I’m working on developing a comic/photography/art book called Paradise Manifesto. In this revolutionary tale the world is a terrible unjust place. These activists and revolutionaries see the world and all its injustice. They fight to break down the machinery of greed, war, capitalism, and the prison industrial complex by creating pamphlet called the Paradise Manifesto, for others to read, hoping to remove the scales from blinded eyes. Whoever reads this pamphlet finds truth. But there’s a struggle between those who are trying to get the pamphlet out there and others who want to stop them. There will also be giant, talking animals haha.
I’m wrapping up the artwork for a children’s book, written by a friend, Miss Sherry, called “Down by the River.” It’s about this little boy sitting by a stream and day dreaming about castles in the sky, hippos, frogs landing on his head, and other silly things.
I also just started to lead park tours as a little side gig. So if anyone needs a tour guide I’m your man.
CJF: Why is social justice important to you? And how do you reflect that in your work?
Hornsby: Everybody deserves justice. Martin Luther King Jr. said there can be freedom no where if there’s in justice anywhere. And that’s so true. Think about the poor kids making sneakers in china, those children need to be free as much as those falsely accused in prison. Ensuring social justice for the American people should be our nation’s number one priority above making profit. It must be the number one function of society.
I want to do more political arts. My Paradise Manifesto is just the beginning.
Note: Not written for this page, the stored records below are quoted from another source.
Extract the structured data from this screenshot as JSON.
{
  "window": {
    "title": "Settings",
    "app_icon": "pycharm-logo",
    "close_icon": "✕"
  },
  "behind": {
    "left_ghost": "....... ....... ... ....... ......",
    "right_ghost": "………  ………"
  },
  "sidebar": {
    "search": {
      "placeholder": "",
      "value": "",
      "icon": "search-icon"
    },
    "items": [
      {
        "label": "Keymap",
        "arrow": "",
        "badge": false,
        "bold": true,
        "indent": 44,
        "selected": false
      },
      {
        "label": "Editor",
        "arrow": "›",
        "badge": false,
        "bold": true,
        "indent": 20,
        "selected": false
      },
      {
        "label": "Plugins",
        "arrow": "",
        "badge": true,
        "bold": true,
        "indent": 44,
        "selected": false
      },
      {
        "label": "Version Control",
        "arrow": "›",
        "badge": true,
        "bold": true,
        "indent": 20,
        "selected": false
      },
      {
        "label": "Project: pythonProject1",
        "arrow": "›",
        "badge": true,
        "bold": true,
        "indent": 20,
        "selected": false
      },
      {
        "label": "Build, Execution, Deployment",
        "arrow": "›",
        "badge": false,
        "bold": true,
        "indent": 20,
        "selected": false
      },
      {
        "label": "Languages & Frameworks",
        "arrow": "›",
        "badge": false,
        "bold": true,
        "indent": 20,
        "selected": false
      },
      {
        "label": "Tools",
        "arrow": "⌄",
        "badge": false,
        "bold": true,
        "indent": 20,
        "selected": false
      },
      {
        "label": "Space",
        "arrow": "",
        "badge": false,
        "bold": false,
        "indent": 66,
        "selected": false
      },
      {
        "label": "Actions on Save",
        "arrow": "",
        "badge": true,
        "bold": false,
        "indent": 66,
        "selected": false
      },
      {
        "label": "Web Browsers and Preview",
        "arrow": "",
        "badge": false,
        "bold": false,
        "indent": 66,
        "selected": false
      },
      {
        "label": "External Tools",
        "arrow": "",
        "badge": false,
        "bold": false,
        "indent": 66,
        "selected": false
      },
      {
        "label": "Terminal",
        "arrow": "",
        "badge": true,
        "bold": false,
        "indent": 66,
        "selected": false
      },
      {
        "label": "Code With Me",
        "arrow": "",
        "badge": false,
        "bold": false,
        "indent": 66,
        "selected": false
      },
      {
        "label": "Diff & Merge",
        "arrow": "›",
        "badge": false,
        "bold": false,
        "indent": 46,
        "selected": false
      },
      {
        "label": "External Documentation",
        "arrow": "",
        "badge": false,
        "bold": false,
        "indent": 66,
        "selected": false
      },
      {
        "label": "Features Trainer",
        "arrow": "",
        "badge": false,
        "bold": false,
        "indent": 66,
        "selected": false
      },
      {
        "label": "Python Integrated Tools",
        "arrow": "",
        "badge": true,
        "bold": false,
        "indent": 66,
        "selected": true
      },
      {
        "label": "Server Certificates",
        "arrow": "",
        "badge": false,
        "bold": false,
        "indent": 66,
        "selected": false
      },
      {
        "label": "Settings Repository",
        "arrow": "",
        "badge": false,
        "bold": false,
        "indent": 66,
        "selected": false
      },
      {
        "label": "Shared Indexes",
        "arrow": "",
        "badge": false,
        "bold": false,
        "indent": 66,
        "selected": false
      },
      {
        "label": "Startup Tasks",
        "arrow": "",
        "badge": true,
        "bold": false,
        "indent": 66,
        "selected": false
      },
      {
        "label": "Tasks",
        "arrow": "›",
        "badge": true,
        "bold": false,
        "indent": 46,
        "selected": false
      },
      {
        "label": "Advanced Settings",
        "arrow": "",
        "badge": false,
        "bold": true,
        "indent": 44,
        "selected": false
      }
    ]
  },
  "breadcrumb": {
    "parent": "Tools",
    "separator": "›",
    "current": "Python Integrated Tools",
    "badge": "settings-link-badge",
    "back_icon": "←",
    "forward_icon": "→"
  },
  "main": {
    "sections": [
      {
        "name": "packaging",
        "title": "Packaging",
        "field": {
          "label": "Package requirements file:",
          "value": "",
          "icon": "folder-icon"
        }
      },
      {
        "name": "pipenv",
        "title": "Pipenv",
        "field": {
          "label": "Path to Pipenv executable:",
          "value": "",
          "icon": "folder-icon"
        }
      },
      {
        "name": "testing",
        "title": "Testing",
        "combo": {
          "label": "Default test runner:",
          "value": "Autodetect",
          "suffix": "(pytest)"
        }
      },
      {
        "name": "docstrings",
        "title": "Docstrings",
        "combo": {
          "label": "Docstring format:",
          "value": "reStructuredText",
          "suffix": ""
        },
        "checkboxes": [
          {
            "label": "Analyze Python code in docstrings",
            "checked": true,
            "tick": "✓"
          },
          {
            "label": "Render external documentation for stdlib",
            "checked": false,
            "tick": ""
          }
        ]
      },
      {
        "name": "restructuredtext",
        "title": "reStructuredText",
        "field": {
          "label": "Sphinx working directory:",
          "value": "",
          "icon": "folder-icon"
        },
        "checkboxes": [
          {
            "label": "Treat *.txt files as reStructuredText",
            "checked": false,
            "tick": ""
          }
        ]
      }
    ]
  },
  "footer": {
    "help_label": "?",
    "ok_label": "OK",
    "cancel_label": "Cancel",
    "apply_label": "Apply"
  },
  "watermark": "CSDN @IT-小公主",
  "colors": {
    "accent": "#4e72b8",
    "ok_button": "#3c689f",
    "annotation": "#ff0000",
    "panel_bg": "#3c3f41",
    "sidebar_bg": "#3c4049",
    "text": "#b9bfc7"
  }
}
I’m down for raising hell and bringing something new to the table that inspires social and cultural change and provocative thought.
CJF: What brings you the most joy?
Hornsby: My family—my two brothers and three sisters (and their husbands), mama and papa, the babies (nieces, nephews, cousins). In Florida, there’s close to 80 extended fam and that’s not including the family in other states
CJF: And what do you want to go down history known for?
Hornsby: Saving the human race from an asteroid or from alien invasion.
INTERVIEW HAS BEEN CONDENSED AND EDITED.